• BRIEF
The answer should contain all of the data, retyped without any alteration.

(Element data from apps and pages)
----------
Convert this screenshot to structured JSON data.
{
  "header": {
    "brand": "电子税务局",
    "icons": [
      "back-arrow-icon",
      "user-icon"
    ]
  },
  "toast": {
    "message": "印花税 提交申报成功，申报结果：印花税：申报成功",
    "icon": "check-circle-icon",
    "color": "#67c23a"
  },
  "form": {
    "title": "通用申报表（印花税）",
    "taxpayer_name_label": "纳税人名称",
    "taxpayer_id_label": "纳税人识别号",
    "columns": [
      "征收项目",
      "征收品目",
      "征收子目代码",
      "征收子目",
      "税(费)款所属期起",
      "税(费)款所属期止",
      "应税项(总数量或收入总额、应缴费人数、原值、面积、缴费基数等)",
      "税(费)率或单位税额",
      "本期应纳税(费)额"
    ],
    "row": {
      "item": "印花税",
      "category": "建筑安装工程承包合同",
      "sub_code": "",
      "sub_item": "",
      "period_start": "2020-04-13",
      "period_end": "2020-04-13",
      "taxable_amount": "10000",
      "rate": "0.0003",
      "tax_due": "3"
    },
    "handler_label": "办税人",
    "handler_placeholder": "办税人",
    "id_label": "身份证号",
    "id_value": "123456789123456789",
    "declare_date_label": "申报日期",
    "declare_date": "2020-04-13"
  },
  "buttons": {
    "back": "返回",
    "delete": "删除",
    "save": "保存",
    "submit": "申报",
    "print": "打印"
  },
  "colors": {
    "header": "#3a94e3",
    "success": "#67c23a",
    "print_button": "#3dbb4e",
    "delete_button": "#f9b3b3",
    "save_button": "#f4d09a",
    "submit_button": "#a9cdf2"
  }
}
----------
• RESPONSE TO THIS TASK
Convert this screenshot to structured JSON data.
{
  "header": {
    "brand": "电子税务局",
    "icons": [
      "back-arrow-icon",
      "user-icon"
    ]
  },
  "toast": {
    "message": "印花税 提交申报成功，申报结果：印花税：申报成功",
    "icon": "check-circle-icon",
    "color": "#67c23a"
  },
  "form": {
    "title": "通用申报表（印花税）",
    "taxpayer_name_label": "纳税人名称",
    "taxpayer_id_label": "纳税人识别号",
    "columns": [
      "征收项目",
      "征收品目",
      "征收子目代码",
      "征收子目",
      "税(费)款所属期起",
      "税(费)款所属期止",
      "应税项(总数量或收入总额、应缴费人数、原值、面积、缴费基数等)",
      "税(费)率或单位税额",
      "本期应纳税(费)额"
    ],
    "row": {
      "item": "印花税",
      "category": "建筑安装工程承包合同",
      "sub_code": "",
      "sub_item": "",
      "period_start": "2020-04-13",
      "period_end": "2020-04-13",
      "taxable_amount": "10000",
      "rate": "0.0003",
      "tax_due": "3"
    },
    "handler_label": "办税人",
    "handler_placeholder": "办税人",
    "id_label": "身份证号",
    "id_value": "123456789123456789",
    "declare_date_label": "申报日期",
    "declare_date": "2020-04-13"
  },
  "buttons": {
    "back": "返回",
    "delete": "删除",
    "save": "保存",
    "submit": "申报",
    "print": "打印"
  },
  "colors": {
    "header": "#3a94e3",
    "success": "#67c23a",
    "print_button": "#3dbb4e",
    "delete_button": "#f9b3b3",
    "save_button": "#f4d09a",
    "submit_button": "#a9cdf2"
  }
}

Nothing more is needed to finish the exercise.